On election eve, traders sat tight before placing bets on sectors likely to benefit under the election's victor.
"Given this huge event is so close, now it just makes sense to wait," said Jack Ablin, chief investment officer of Harris Private Bank in Chicago.
"I guess, academically, you could convince yourself a president doesn't generally doesn't have that much influence over the economy near-term, but the fact remains, they could impact the market."
Leading world economies pressed the United States on Sunday to act decisively to avert the fiscal cliff, calling it the biggest short-term threat to global growth.

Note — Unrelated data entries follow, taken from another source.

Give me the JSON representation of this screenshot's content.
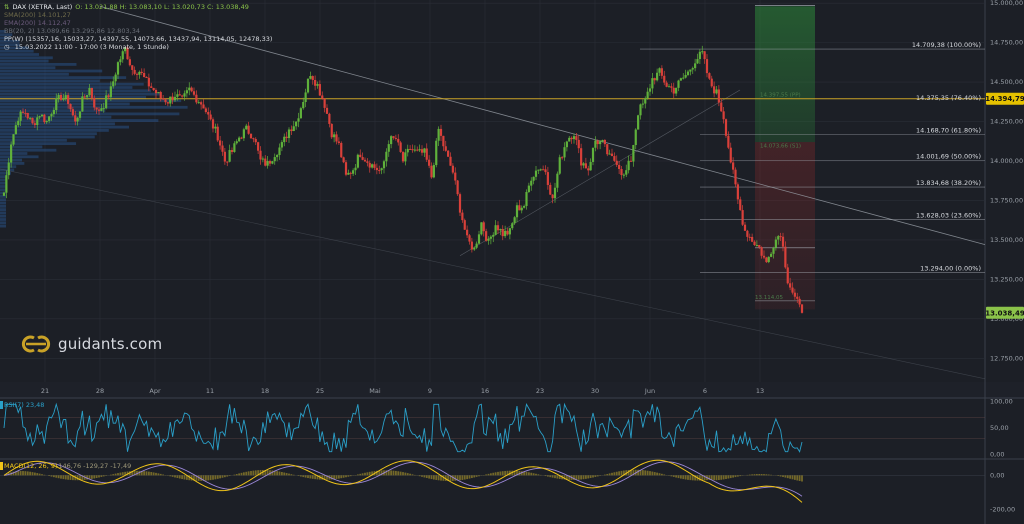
{
  "header": {
    "symbol": "DAX (XETRA, Last)",
    "ohlc": "O: 13.021,88  H: 13.083,10  L: 13.020,73  C: 13.038,49",
    "sma200": "SMA(200)  14.101,27",
    "ema200": "EMA(200)  14.112,47",
    "bb": "BB(20, 2)  13.089,66  13.295,86  12.803,34",
    "ppw": "PP(W)  (15357,16, 15033,27, 14397,55, 14073,66, 13437,94, 13114,05, 12478,33)",
    "timerange": "15.03.2022 11:00 - 17:00  (3 Monate, 1 Stunde)"
  },
  "colors": {
    "background": "#1c1f26",
    "up": "#5fb13b",
    "down": "#d9403a",
    "grid": "#2a2e37",
    "pivot_line": "#c9a227",
    "price_tag": "#8bc34a",
    "pivot_tag": "#e5c100",
    "rsi": "#2aa0c9",
    "macd": "#f0c419",
    "signal": "#9b87d8",
    "hist": "#8a7a2a",
    "volume_profile": "#2a5a9c",
    "text": "#c8ccd4"
  },
  "logo": {
    "text": "guidants.com",
    "icon": "guidants-logo-icon"
  },
  "chart_data": [
    {
      "type": "candlestick",
      "title": "DAX (XETRA, Last)",
      "x_tick_labels": [
        "21",
        "28",
        "Apr",
        "11",
        "18",
        "25",
        "Mai",
        "9",
        "16",
        "23",
        "30",
        "Jun",
        "6",
        "13"
      ],
      "y_ticks": [
        12750,
        13000,
        13250,
        13500,
        13750,
        14000,
        14250,
        14500,
        14750,
        15000
      ],
      "y_tick_labels": [
        "12.750,00",
        "13.000,00",
        "13.250,00",
        "13.500,00",
        "13.750,00",
        "14.000,00",
        "14.250,00",
        "14.500,00",
        "14.750,00",
        "15.000,00"
      ],
      "ylim": [
        12600,
        15020
      ],
      "grid": true,
      "closes": [
        13800,
        14120,
        14280,
        14310,
        14230,
        14300,
        14250,
        14350,
        14410,
        14380,
        14240,
        14380,
        14460,
        14310,
        14360,
        14450,
        14620,
        14710,
        14580,
        14570,
        14500,
        14450,
        14400,
        14380,
        14420,
        14380,
        14450,
        14400,
        14350,
        14250,
        14160,
        14000,
        14060,
        14150,
        14200,
        14160,
        14000,
        13980,
        14050,
        14100,
        14200,
        14250,
        14390,
        14560,
        14480,
        14360,
        14180,
        14100,
        13900,
        13950,
        14050,
        14000,
        13960,
        13930,
        14130,
        14140,
        14000,
        14080,
        14050,
        14050,
        13900,
        14200,
        14050,
        13930,
        13700,
        13500,
        13440,
        13610,
        13480,
        13600,
        13540,
        13550,
        13700,
        13720,
        13900,
        13960,
        13940,
        13750,
        14000,
        14140,
        14180,
        14000,
        13950,
        14130,
        14110,
        14020,
        14000,
        13900,
        14010,
        14310,
        14380,
        14520,
        14560,
        14480,
        14450,
        14510,
        14560,
        14640,
        14680,
        14500,
        14430,
        14280,
        14000,
        13750,
        13560,
        13500,
        13450,
        13350,
        13480,
        13550,
        13250,
        13130,
        13038
      ],
      "annotations": [
        {
          "value": 14709.38,
          "label": "14.709,38 (100.00%)"
        },
        {
          "value": 14375.35,
          "label": "14.375,35 (76.40%)"
        },
        {
          "value": 14168.7,
          "label": "14.168,70 (61.80%)"
        },
        {
          "value": 14001.69,
          "label": "14.001,69 (50.00%)"
        },
        {
          "value": 13834.68,
          "label": "13.834,68 (38.20%)"
        },
        {
          "value": 13628.03,
          "label": "13.628,03 (23.60%)"
        },
        {
          "value": 13294.0,
          "label": "13.294,00 (0.00%)"
        }
      ],
      "price_tags": [
        {
          "value": 14394.79,
          "label": "14.394,79"
        },
        {
          "value": 13038.49,
          "label": "13.038,49"
        }
      ],
      "faint_labels": [
        "14.397,55 (PP)",
        "14.073,66 (S1)",
        "13.114,05"
      ]
    },
    {
      "type": "line",
      "title": "RSI(7)  23,48",
      "y_ticks": [
        0,
        50,
        100
      ],
      "y_tick_labels": [
        "0,00",
        "50,00",
        "100,00"
      ],
      "ylim": [
        -5,
        105
      ],
      "last_value": 23.48
    },
    {
      "type": "line",
      "title": "MACD(12, 26, 9)",
      "header_values": "-146,76   -129,27   -17,49",
      "y_ticks": [
        0,
        -200
      ],
      "y_tick_labels": [
        "0,00",
        "-200,00"
      ],
      "ylim": [
        -250,
        90
      ]
    }
  ]
}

The market's reaction was muted to data showing the pace of growth in the U.S. services sector slowed modestly in October. Data from the Institute for Supply Management showed new orders slipped, but employment improved.
Market participants may also have to deal with interpreting economic data that could soon start to show the impact of Hurricane Sandy on the economy after battering the U.S. Northeast last week.
The S&P utilities index , down 1.7 percent, was the worst performing of the 10 major S&P 500 sectors a week after Sandy wreaked havoc on New York City and the surrounding area. Close to 2 million people still have no power as cold weather sets in. On Sunday, 30,000 to 40,000 people in New York City were in need of shelter.
The utilities index is down 2.6 percent since trading reopened on October 31.
The sector also felt the weight of a 2.6 percent drop in Southern Co shares to $44.56 after Southern, which is the No.2 U.S. power company when ranked by market value, posted third-quarter earnings.
The Dow Jones industrial average dropped 10.48 points, or 0.08 percent, to 13,082.68. The Standard & Poor's 500 Index shed 1.02 points, or 0.07 percent, to 1,413.18. The Nasdaq Composite Index added 4.50 points, or 0.15 percent, to 2,986.61.
Apple Inc rose 0.4 percent to $579.15 to help lift the Nasdaq after the company said it had sold 3 million of its new iPads in the first three days.
Transocean Ltd , which operates the world's largest offshore oil drilling fleet, reported a higher-than-expected adjusted profit for the third quarter. Its stock gained 4.7 percent at $48.23.
Stifel Financial Corp shares gained 1.7 percent to $32.45. Shares of KBW Inc climbed 7.2 percent to $17.47 after Stifel said it would buy the smaller rival in a cash-and-stock deal valued at about $575 million to form an investment bank focused on the financial services industry.
BioMarin Pharmaceutical Inc surged 29.5 percent to $48.43 after the company said a late-stage trial of its experimental genetic disorder drug met the main goal of improving patients' walking ability when administered weekly. The rally in BioMarin's shares helped push the Nasdaq biotech index up 1.4 percent.
A private survey of China's growing services sector showed the services index slipped in October, with weaker-than-expected new orders injecting a note of caution after three previous PMI surveys for October showed the world's second-largest economy regaining momentum.
The euro zone's debt crisis also remained an issue for investors, as a senior European Union official said a deal to keep near-bankrupt Greece afloat by providing more bailout money is unlikely to be struck next week when euro-zone finance ministers meet in Brussels.
(Reporting by Chuck Mikolajczak; Editing by Jan Paschal)